→ **TASK DATA**:
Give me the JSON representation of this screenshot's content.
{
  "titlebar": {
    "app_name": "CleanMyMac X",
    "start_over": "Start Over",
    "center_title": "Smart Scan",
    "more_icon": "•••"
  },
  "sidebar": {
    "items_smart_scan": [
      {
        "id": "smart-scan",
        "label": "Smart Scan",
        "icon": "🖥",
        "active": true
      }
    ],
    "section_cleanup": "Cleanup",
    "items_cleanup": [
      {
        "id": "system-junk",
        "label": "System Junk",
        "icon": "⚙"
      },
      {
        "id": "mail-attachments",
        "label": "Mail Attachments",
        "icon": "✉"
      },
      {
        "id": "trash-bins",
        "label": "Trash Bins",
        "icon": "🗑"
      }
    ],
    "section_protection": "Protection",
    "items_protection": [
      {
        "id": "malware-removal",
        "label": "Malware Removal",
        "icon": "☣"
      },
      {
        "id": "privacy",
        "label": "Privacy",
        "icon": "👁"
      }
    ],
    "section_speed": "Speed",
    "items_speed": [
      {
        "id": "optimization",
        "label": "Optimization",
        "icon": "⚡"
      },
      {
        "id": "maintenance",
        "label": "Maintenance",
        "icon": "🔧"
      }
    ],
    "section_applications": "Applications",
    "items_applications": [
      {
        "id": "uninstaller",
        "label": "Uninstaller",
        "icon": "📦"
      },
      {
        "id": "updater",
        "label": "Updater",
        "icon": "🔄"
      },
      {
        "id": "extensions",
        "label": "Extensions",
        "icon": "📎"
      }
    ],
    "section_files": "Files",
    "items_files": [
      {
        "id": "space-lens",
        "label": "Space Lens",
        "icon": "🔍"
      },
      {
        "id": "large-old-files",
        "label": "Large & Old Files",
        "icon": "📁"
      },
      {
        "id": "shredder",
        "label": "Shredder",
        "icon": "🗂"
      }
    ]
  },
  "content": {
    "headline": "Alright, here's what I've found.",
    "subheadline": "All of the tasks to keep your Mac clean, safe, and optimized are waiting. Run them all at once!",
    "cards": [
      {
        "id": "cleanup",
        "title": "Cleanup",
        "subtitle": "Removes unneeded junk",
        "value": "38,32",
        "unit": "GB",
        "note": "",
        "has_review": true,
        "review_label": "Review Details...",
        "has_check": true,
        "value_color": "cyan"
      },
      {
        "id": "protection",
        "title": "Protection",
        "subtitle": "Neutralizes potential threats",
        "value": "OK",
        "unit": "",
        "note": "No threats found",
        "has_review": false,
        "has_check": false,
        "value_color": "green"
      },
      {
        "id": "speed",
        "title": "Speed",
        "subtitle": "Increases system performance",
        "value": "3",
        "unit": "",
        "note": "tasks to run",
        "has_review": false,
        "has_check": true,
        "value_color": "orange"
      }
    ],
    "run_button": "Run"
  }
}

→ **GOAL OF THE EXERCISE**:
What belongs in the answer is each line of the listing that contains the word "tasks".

→ **EXERCISE ANSWER**:
    "subheadline": "All of the tasks to keep your Mac clean, safe, and optimized are waiting. Run them all at once!",
        "note": "tasks to run",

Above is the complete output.